Statistics provides us with a way to describe how new data can be best used to update our beliefs, and in this way there are deep links between statistics and psychology. In fact, many theories of human and animal learning from psychology are closely aligned with ideas from the new field of *machine learning*. Machine learning is a field at the interface of statistics and computer science that focuses on how to build computer algorithms that can learn from experience. While statistics and machine learning often try to solve the same problems, researchers from these fields often take very different approaches; the famous statistician Leo Breiman once referred to them as “The Two Cultures” to reflect how different their approaches can be (Breiman 2001). In this book I will try to blend the two cultures together because both approaches provide useful tools for thinking about data.

# 1.4.2 Aggregation

Another way to think of statistics is “the science of throwing away data”. In the example of the PURE study above, we took more than 100,000 numbers and condensed them into ten. It is this kind of *aggregation* that is one of the most important concepts in statistics. When it was first advanced, this was revolutionary: If we throw out all of the details about every one of the participants, then how can we be sure that we aren’t missing something important?

As we will see, statistics provides us ways to characterize the structure of aggregates of data, and with theoretical foundations that explain why this usually works well. However, it’s also important to keep in mind that aggregation can go too far, and later we will encounter cases where a summary can provide a misleading picture of the data being summarized.

# 1.4.3 Uncertainty
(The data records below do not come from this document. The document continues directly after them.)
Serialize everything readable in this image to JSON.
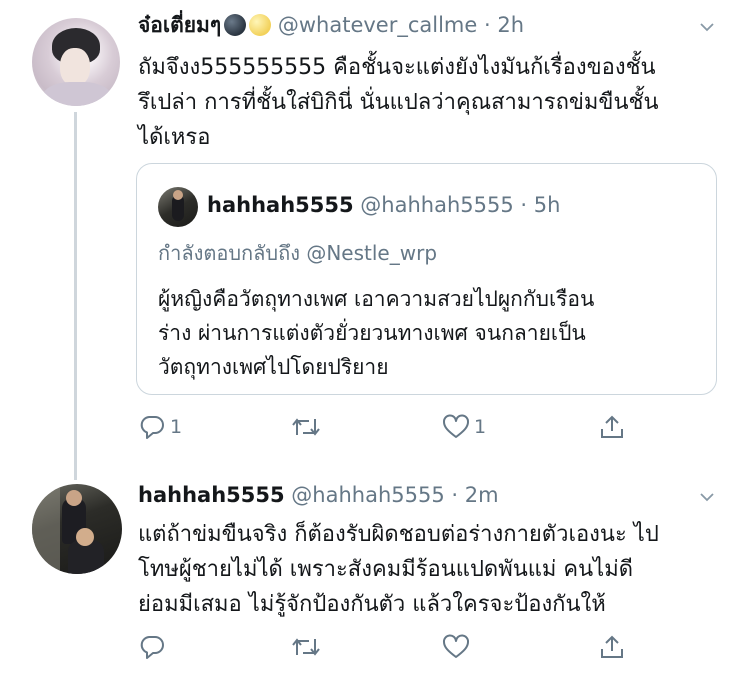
{
  "tweet1": {
    "display_name": "จ๋อเตี่ยมๆ",
    "emoji": [
      "new-moon-face-emoji",
      "full-moon-face-emoji"
    ],
    "handle": "@whatever_callme",
    "separator": "·",
    "time": "2h",
    "text_lines": [
      "ถัมจึงง555555555 คือชั้นจะแต่งยังไงมันก้เรื่องของชั้น",
      "รึเปล่า การที่ชั้นใส่บิกินี่ นั่นแปลว่าคุณสามารถข่มขืนชั้น",
      "ได้เหรอ"
    ],
    "quoted": {
      "display_name": "hahhah5555",
      "handle": "@hahhah5555",
      "separator": "·",
      "time": "5h",
      "replying_to": "กำลังตอบกลับถึง @Nestle_wrp",
      "text_lines": [
        "ผู้หญิงคือวัตถุทางเพศ เอาความสวยไปผูกกับเรือน",
        "ร่าง ผ่านการแต่งตัวยั่วยวนทางเพศ จนกลายเป็น",
        "วัตถุทางเพศไปโดยปริยาย"
      ]
    },
    "actions": {
      "reply_count": "1",
      "retweet_count": "",
      "like_count": "1"
    }
  },
  "tweet2": {
    "display_name": "hahhah5555",
    "handle": "@hahhah5555",
    "separator": "·",
    "time": "2m",
    "text_lines": [
      "แต่ถ้าข่มขืนจริง ก็ต้องรับผิดชอบต่อร่างกายตัวเองนะ ไป",
      "โทษผู้ชายไม่ได้ เพราะสังคมมีร้อนแปดพันแม่ คนไม่ดี",
      "ย่อมมีเสมอ ไม่รู้จักป้องกันตัว แล้วใครจะป้องกันให้"
    ],
    "actions": {
      "reply_count": "",
      "retweet_count": "",
      "like_count": ""
    }
  },
  "colors": {
    "text": "#14171a",
    "secondary": "#657786",
    "border": "#ccd6dd",
    "thread_line": "#cfd6dc"
  }
}
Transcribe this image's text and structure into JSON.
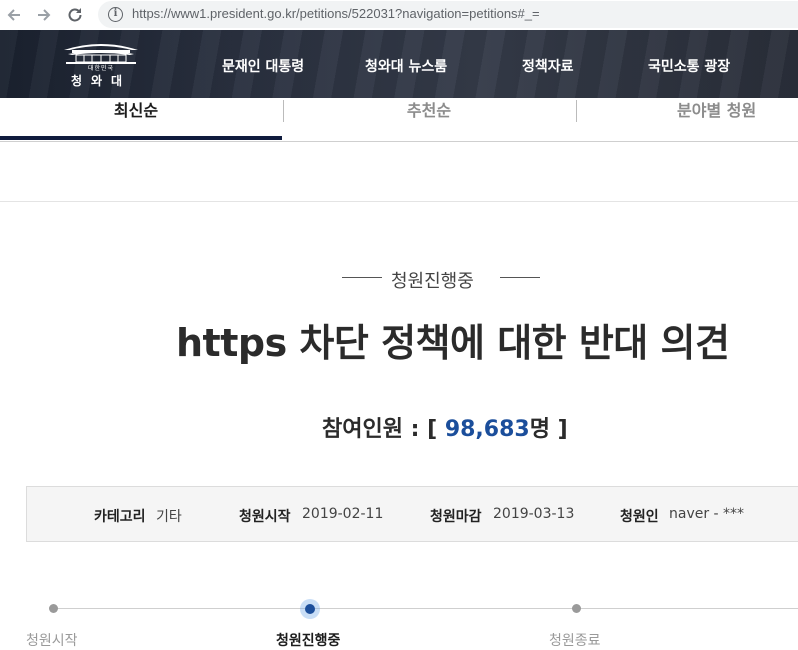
{
  "browser": {
    "url_text": "https://www1.president.go.kr/petitions/522031?navigation=petitions#_="
  },
  "site": {
    "logo_small": "대한민국",
    "logo_main": "청와대",
    "nav": [
      "문재인 대통령",
      "청와대 뉴스룸",
      "정책자료",
      "국민소통 광장"
    ]
  },
  "tabs": [
    {
      "label": "최신순",
      "active": true
    },
    {
      "label": "추천순",
      "active": false
    },
    {
      "label": "분야별 청원",
      "active": false
    }
  ],
  "petition": {
    "status": "청원진행중",
    "title": "https 차단 정책에 대한 반대 의견",
    "participants_label": "참여인원 : [",
    "participants_count": "98,683",
    "participants_unit": "명 ]"
  },
  "info": {
    "category_label": "카테고리",
    "category_value": "기타",
    "start_label": "청원시작",
    "start_value": "2019-02-11",
    "end_label": "청원마감",
    "end_value": "2019-03-13",
    "author_label": "청원인",
    "author_value": "naver - ***"
  },
  "progress": {
    "steps": [
      "청원시작",
      "청원진행중",
      "청원종료"
    ],
    "active_index": 1
  },
  "colors": {
    "accent_blue": "#1b4e9b",
    "header_dark": "#2a3140",
    "tab_underline": "#0f1b3d"
  }
}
The world is an uncertain place. We now know that cigarette smoking causes lung cancer, but this causation is probabilistic: A 68-year-old man who smoked two packs a day for the past 50 years and continues to smoke has a 15% (1 out of 7) risk of getting lung cancer, which is much higher than the chance of lung cancer in a nonsmoker. However, it also means that there will be many people who smoke their entire lives and never get lung cancer. Statistics provides us with the tools to characterize uncertainty, to make decisions under uncertainty, and to make predictions whose uncertainty we can quantify.

One often sees journalists write that scientific researchers have “proven” some hypothesis. But statistical analysis can never “prove” a hypothesis, in the sense of demonstrating that it must be true (as one would in a logical or mathematical proof). Statistics can provide us with evidence, but it’s always tentative and subject to the uncertainty that is always present in the real world.

# 1.4.4 Sampling

The concept of aggregation implies that we can make useful insights by collapsing across data – but how much data do we need? The idea of *sampling* says that we can summarize an entire population based on just a small number of samples from the population, as long as those samples are obtained in the right way. For example, the PURE study enrolled a sample of about 135,000 people, but its goal was to provide insights about the billions of humans who make up the population from which those people were sampled. As we already discussed above, the way that the study sample is obtained is critical, as it determines how broadly we can generalize the results. Another fundamental insight about sampling is that while larger samples are always better (in terms of their ability to accurately represent the entire population), there are diminishing returns as the sample gets larger. In fact, the rate at which the benefit of larger samples decreases follows a simple mathematical rule, growing as the square root of the sample size, such that in order to double the quality of our data we need to quadruple the size of our sample.